Kalamata, the capital and central port of Messinia, is placed amid great natural beauty with indented shores, sandy beaches, green mountains and fertile valleys. It is situated at the site of ancient Farai and near other significant archaeological monuments. It has developed into a wealthy urban center thanks to its port and the exploitation of the fertile Messinian lands (olive oil, raisin and fig production).
Top 10 Things to do in Kalamata
- Explore the castle of Kalamata on foot
- Taste the world-famous local olives and olive oil
- Go on a daytrip to the famous Voidokoilia Beach and the nearby Gialova Lagoon
- Take a romantic stroll in the Old City known as Palia Poli
- Don’t miss the International Dance Festival which takes place every summer
- Visit the Archaeological Museum of Messinia
- Enjoy a cool drink and the panoramic view from Palaiokastro, the old Pylos Castle
- Visit the Modern Greek Art Gallery
- Discover King Nestor´s Palace and the archaeological sites of ancient Messini
- Go for an evening stroll along the seaside road at the shoreline of Kalamata
The history of Kalamata
You’ll find the port of Kalamata on the west side of Mount Taygetos.
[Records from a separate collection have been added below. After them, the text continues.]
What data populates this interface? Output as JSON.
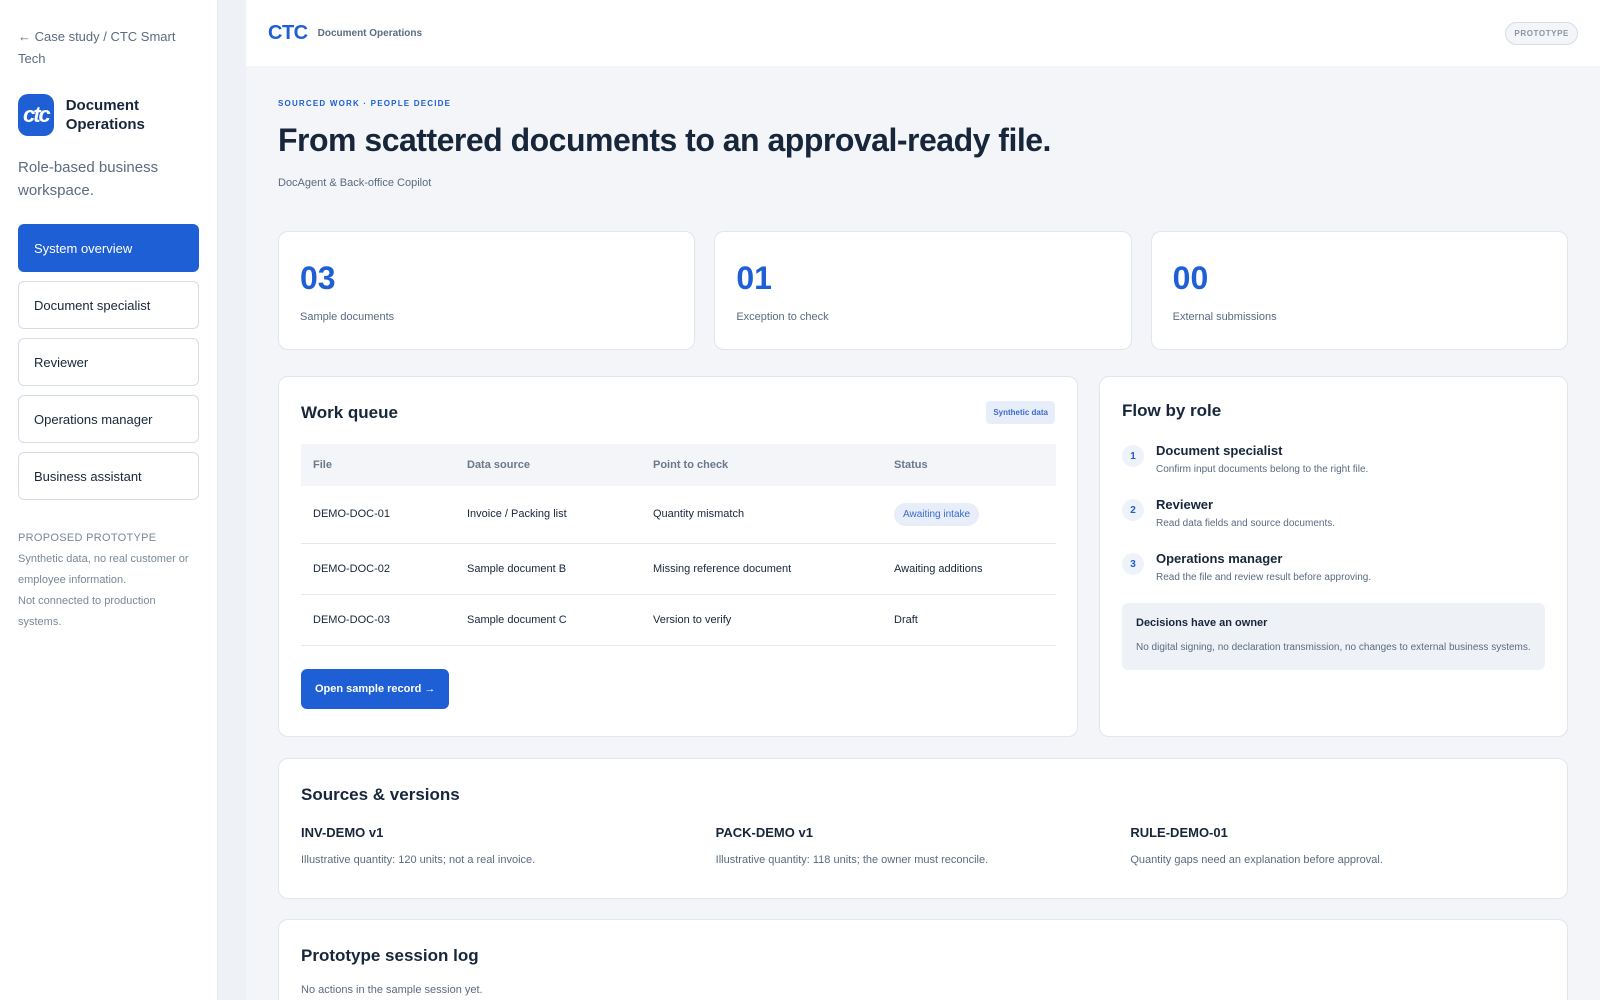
{
  "sidebar": {
    "back_link": "← Case study / CTC Smart Tech",
    "brand_logo": "ctc",
    "brand_name": "Document Operations",
    "brand_sub": "Role-based business workspace.",
    "nav": [
      {
        "label": "System overview",
        "active": true
      },
      {
        "label": "Document specialist"
      },
      {
        "label": "Reviewer"
      },
      {
        "label": "Operations manager"
      },
      {
        "label": "Business assistant"
      }
    ],
    "note_title": "PROPOSED PROTOTYPE",
    "note_line1": "Synthetic data, no real customer or employee information.",
    "note_line2": "Not connected to production systems."
  },
  "topbar": {
    "logo": "CTC",
    "title": "Document Operations",
    "badge": "PROTOTYPE"
  },
  "hero": {
    "eyebrow": "SOURCED WORK · PEOPLE DECIDE",
    "title": "From scattered documents to an approval-ready file.",
    "subtitle": "DocAgent & Back-office Copilot"
  },
  "stats": [
    {
      "value": "03",
      "label": "Sample documents"
    },
    {
      "value": "01",
      "label": "Exception to check"
    },
    {
      "value": "00",
      "label": "External submissions"
    }
  ],
  "queue": {
    "title": "Work queue",
    "badge": "Synthetic data",
    "columns": [
      "File",
      "Data source",
      "Point to check",
      "Status"
    ],
    "rows": [
      {
        "file": "DEMO-DOC-01",
        "source": "Invoice / Packing list",
        "point": "Quantity mismatch",
        "status": "Awaiting intake"
      },
      {
        "file": "DEMO-DOC-02",
        "source": "Sample document B",
        "point": "Missing reference document",
        "status": "Awaiting additions"
      },
      {
        "file": "DEMO-DOC-03",
        "source": "Sample document C",
        "point": "Version to verify",
        "status": "Draft"
      }
    ],
    "button": "Open sample record →"
  },
  "flow": {
    "title": "Flow by role",
    "steps": [
      {
        "num": "1",
        "title": "Document specialist",
        "desc": "Confirm input documents belong to the right file."
      },
      {
        "num": "2",
        "title": "Reviewer",
        "desc": "Read data fields and source documents."
      },
      {
        "num": "3",
        "title": "Operations manager",
        "desc": "Read the file and review result before approving."
      }
    ],
    "decision_title": "Decisions have an owner",
    "decision_text": "No digital signing, no declaration transmission, no changes to external business systems."
  },
  "sources": {
    "title": "Sources & versions",
    "items": [
      {
        "title": "INV-DEMO v1",
        "desc": "Illustrative quantity: 120 units; not a real invoice."
      },
      {
        "title": "PACK-DEMO v1",
        "desc": "Illustrative quantity: 118 units; the owner must reconcile."
      },
      {
        "title": "RULE-DEMO-01",
        "desc": "Quantity gaps need an explanation before approval."
      }
    ]
  },
  "session": {
    "title": "Prototype session log",
    "desc": "No actions in the sample session yet."
  }
}
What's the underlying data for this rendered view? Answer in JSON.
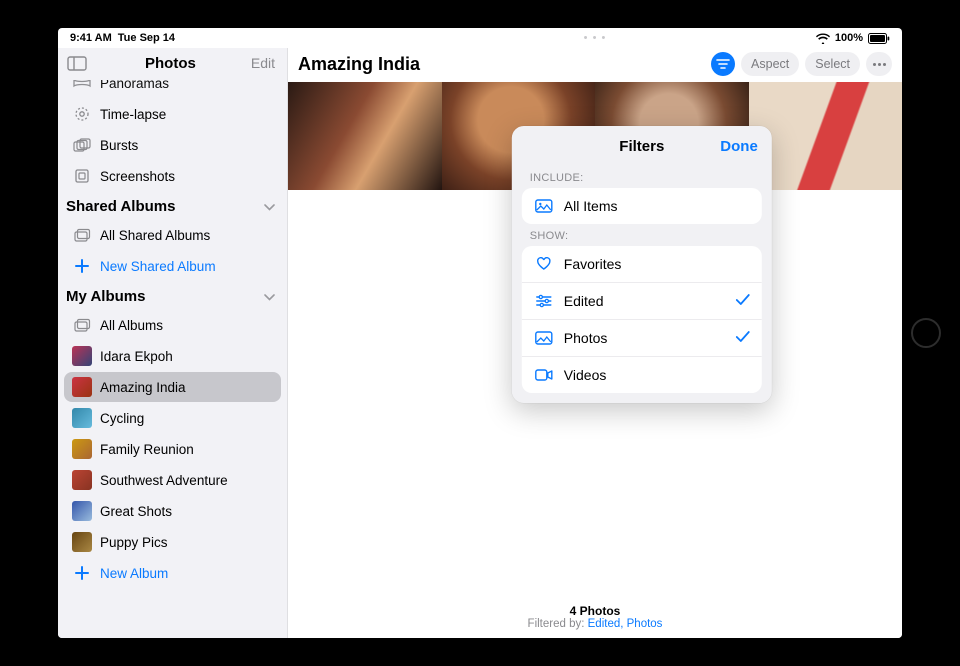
{
  "status": {
    "time": "9:41 AM",
    "date": "Tue Sep 14",
    "battery": "100%"
  },
  "sidebar": {
    "title": "Photos",
    "edit": "Edit",
    "media_types": {
      "panoramas": "Panoramas",
      "timelapse": "Time-lapse",
      "bursts": "Bursts",
      "screenshots": "Screenshots"
    },
    "shared": {
      "header": "Shared Albums",
      "all": "All Shared Albums",
      "new": "New Shared Album"
    },
    "my": {
      "header": "My Albums",
      "all": "All Albums",
      "items": [
        "Idara Ekpoh",
        "Amazing India",
        "Cycling",
        "Family Reunion",
        "Southwest Adventure",
        "Great Shots",
        "Puppy Pics"
      ],
      "new": "New Album"
    }
  },
  "content": {
    "title": "Amazing India",
    "aspect": "Aspect",
    "select": "Select",
    "count": "4 Photos",
    "filtered_prefix": "Filtered by: ",
    "filtered_links": "Edited, Photos"
  },
  "filters": {
    "title": "Filters",
    "done": "Done",
    "include_label": "INCLUDE:",
    "all_items": "All Items",
    "show_label": "SHOW:",
    "favorites": "Favorites",
    "edited": "Edited",
    "photos": "Photos",
    "videos": "Videos"
  }
}
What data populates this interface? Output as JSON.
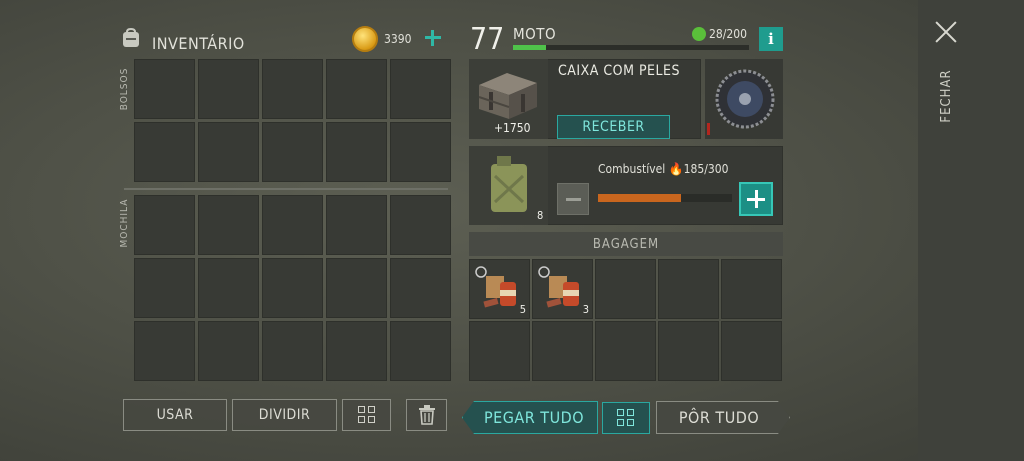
{
  "close": {
    "label": "FECHAR",
    "icon": "close-icon"
  },
  "inventory": {
    "title": "INVENTÁRIO",
    "coins": "3390",
    "pockets_label": "BOLSOS",
    "backpack_label": "MOCHILA"
  },
  "actions": {
    "use": "USAR",
    "split": "DIVIDIR"
  },
  "vehicle": {
    "level": "77",
    "name": "MOTO",
    "progress": 0.14,
    "capacity": "28/200"
  },
  "reward": {
    "title": "CAIXA COM PELES",
    "value": "+1750",
    "receive_label": "RECEBER"
  },
  "fuel": {
    "label": "Combustível",
    "value": "185/300",
    "fraction": 0.617,
    "cans": "8"
  },
  "luggage": {
    "title": "BAGAGEM",
    "items": [
      {
        "name": "ration-pack",
        "count": "5"
      },
      {
        "name": "ration-pack",
        "count": "3"
      }
    ]
  },
  "transfer": {
    "take_all": "PEGAR TUDO",
    "put_all": "PÔR TUDO"
  },
  "colors": {
    "accent": "#2aa8a0",
    "progress": "#4fc24a",
    "fuel": "#c9661e"
  }
}
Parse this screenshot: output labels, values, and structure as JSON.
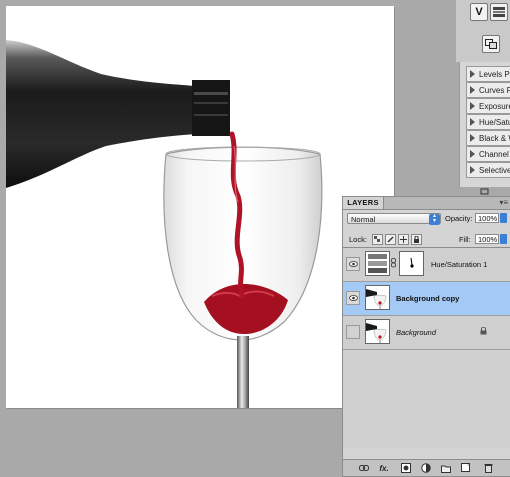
{
  "adjustments": {
    "items": [
      {
        "label": "Levels Pr"
      },
      {
        "label": "Curves Pr"
      },
      {
        "label": "Exposure"
      },
      {
        "label": "Hue/Satu"
      },
      {
        "label": "Black & W"
      },
      {
        "label": "Channel"
      },
      {
        "label": "Selective"
      }
    ]
  },
  "layers_panel": {
    "tab_label": "LAYERS",
    "menu_glyph": "▾≡",
    "blend_mode": "Normal",
    "opacity_label": "Opacity:",
    "opacity_value": "100%",
    "lock_label": "Lock:",
    "fill_label": "Fill:",
    "fill_value": "100%",
    "layers": [
      {
        "name": "Hue/Saturation 1",
        "visible": true,
        "selected": false,
        "italic": false
      },
      {
        "name": "Background copy",
        "visible": true,
        "selected": true,
        "italic": false
      },
      {
        "name": "Background",
        "visible": false,
        "selected": false,
        "italic": true,
        "locked": true
      }
    ],
    "footer_icons": [
      "link-icon",
      "fx-icon",
      "mask-icon",
      "adjustment-icon",
      "group-icon",
      "new-layer-icon",
      "trash-icon"
    ],
    "fx_label": "fx."
  },
  "colors": {
    "selection": "#a5c9f5",
    "wine": "#b01227",
    "accent_blue": "#3b7fd6"
  }
}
It is the chief town of the prefecture of Messenia and a port for the shipment of the agricultural produce of the region. It occupies the site of Mycenaean Pharai, a town of the kingdom ruled by Menelaos. In 720 B.C., together with the rest of Messenia, it was conquered by the Spartans. From 1204, under its present name, it became the residence, along with Andravida, of the Villehardouins. After periods of Byzantine, Turkish and Venetian rule it was sacked by Ibrahim Pasha in 1825. It still bears marks of the damages caused in 1986 by a severe earthquake. Read more about the history of Kalamata
How to get to Kalamata?
The city of Kalamata has an international airport and an important harbor. Ferries are available to places such as the Greek islands of Kythira and Crete. Kalamata is situated 238 km southwest of Athens.
Travel routes by rented car
Kalamata itself is one of the most beautiful towns in Greece situated in a way that it looks southwards to the Mediterraenean Sea. It is, though, the surroundings of Kalamata that really captures anyone with their stunning beauty. The best way of exploring the local area is by far to rent a car, since public transport is not really convenient.
Here are some route suggestions:
- The Kalamata loop: Gialova – Pylos – Methoni – Finikounda – Koroni – Petalidi – Kalamata (about 140 km, 1 and a half hours drive all together)
- Ancient Messini (25 km, about half an hour drive)
- Drive along the south-western coastline of Peloponnese (Nestor’s Palace – Gargaliani – Marathos – Filiatra – Kyparissia – Kaiafas) (90 km, about 1 and a half hours drive each way)
- Driving to the area of Mani (villages: Kardamyli – Stoupa – Agios Nikolaos – Itilo – Limeni – Areopolis – Vathia – Gerolimenas) (about 2 hours drive each way)
- Taygetos Mountain – Mystras – Sparta – Gythio (about 2 hours drive each way)
- Ancient Olympia (110 km, about 1 and a half hours drive each way)
- Monemvasia (about 2 hours drive each way)
Sights in Kalamata
Benakeio Archeological Museum: This museum houses artifacts from the Bronze Age to the Roman period. The museum is in a Venetian-style mansion which was damaged in the 1986 earthquake, but was restored between 1988-92. (closed on Mondays)
Benakeio Archeological Museum
6 Papazoglou Street, 24100 Kalamata, Greece
The Kalamata Folk Art Museum has a good number of exhibits, ranging from Stone Age weapons to mirrors and coins from Venetian times. It also houses an impressive collection of mementos and relics from the Greek War of Independence.
Kalamata Railway Museum: Located in the southern end of the Municipal Park of the Railways in Kalamata, are the railway exhibits. Visitors can see the railway station, platform, water-tower, fountains for steam engines, as well as rolling stock.
Castle of the Villehardouins: Above the town of Kalamata is the castle of the Villehardouins. At the foot of the hill stands the convent of Agios Konstantinos, occupied by nuns who make hand-woven silks. In the Kyriakos House is a museum displaying items of local interest, mainly from the Venetian period and the struggle for liberation.
The Frankish castle has been turned into a park with a tourist pavillion, where one can have refreshments and enjoy a superb view of the area.
Not far from the convent of Agios Konstantinos is the church of Agios Charalambos, one of the most note-worthy Byzantine churches in the area.
Kalamata hosts a traditional folk dance festival every July in the amphitheatre of the medieval castle.